* _How to complete this task_: Reproduce every line of the data, exactly and without its pictures.

# # # # # # #

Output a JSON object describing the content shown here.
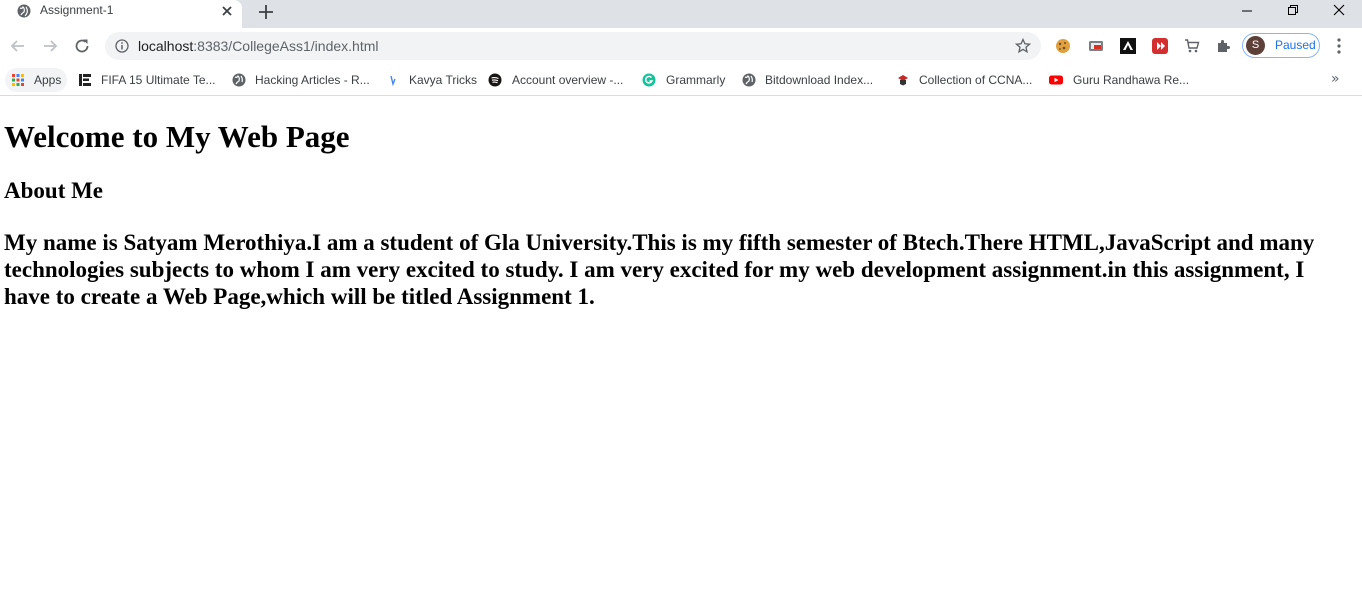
{
  "browser": {
    "tab_title": "Assignment-1",
    "url_host": "localhost",
    "url_rest": ":8383/CollegeAss1/index.html",
    "profile_initial": "S",
    "profile_status": "Paused",
    "bookmarks": [
      {
        "label": "Apps",
        "icon": "apps-grid-icon"
      },
      {
        "label": "FIFA 15 Ultimate Te...",
        "icon": "fifa-icon"
      },
      {
        "label": "Hacking Articles - R...",
        "icon": "globe-icon"
      },
      {
        "label": "Kavya Tricks",
        "icon": "kavya-icon"
      },
      {
        "label": "Account overview -...",
        "icon": "spotify-icon"
      },
      {
        "label": "Grammarly",
        "icon": "grammarly-icon"
      },
      {
        "label": "Bitdownload Index...",
        "icon": "globe-icon"
      },
      {
        "label": "Collection of CCNA...",
        "icon": "ccna-icon"
      },
      {
        "label": "Guru Randhawa Re...",
        "icon": "youtube-icon"
      }
    ],
    "bookmarks_overflow": "»"
  },
  "page": {
    "heading": "Welcome to My Web Page",
    "subheading": "About Me",
    "paragraph": "My name is Satyam Merothiya.I am a student of Gla University.This is my fifth semester of Btech.There HTML,JavaScript and many technologies subjects to whom I am very excited to study. I am very excited for my web development assignment.in this assignment, I have to create a Web Page,which will be titled Assignment 1."
  },
  "colors": {
    "tabstrip": "#dee1e6",
    "omnibox": "#f1f3f4",
    "accent": "#1a73e8"
  }
}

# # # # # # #

* _Written response_:
Output a JSON object describing the content shown here.
{
  "browser": {
    "tab_title": "Assignment-1",
    "url_host": "localhost",
    "url_rest": ":8383/CollegeAss1/index.html",
    "profile_initial": "S",
    "profile_status": "Paused",
    "bookmarks": [
      {
        "label": "Apps",
        "icon": "apps-grid-icon"
      },
      {
        "label": "FIFA 15 Ultimate Te...",
        "icon": "fifa-icon"
      },
      {
        "label": "Hacking Articles - R...",
        "icon": "globe-icon"
      },
      {
        "label": "Kavya Tricks",
        "icon": "kavya-icon"
      },
      {
        "label": "Account overview -...",
        "icon": "spotify-icon"
      },
      {
        "label": "Grammarly",
        "icon": "grammarly-icon"
      },
      {
        "label": "Bitdownload Index...",
        "icon": "globe-icon"
      },
      {
        "label": "Collection of CCNA...",
        "icon": "ccna-icon"
      },
      {
        "label": "Guru Randhawa Re...",
        "icon": "youtube-icon"
      }
    ],
    "bookmarks_overflow": "»"
  },
  "page": {
    "heading": "Welcome to My Web Page",
    "subheading": "About Me",
    "paragraph": "My name is Satyam Merothiya.I am a student of Gla University.This is my fifth semester of Btech.There HTML,JavaScript and many technologies subjects to whom I am very excited to study. I am very excited for my web development assignment.in this assignment, I have to create a Web Page,which will be titled Assignment 1."
  },
  "colors": {
    "tabstrip": "#dee1e6",
    "omnibox": "#f1f3f4",
    "accent": "#1a73e8"
  }
}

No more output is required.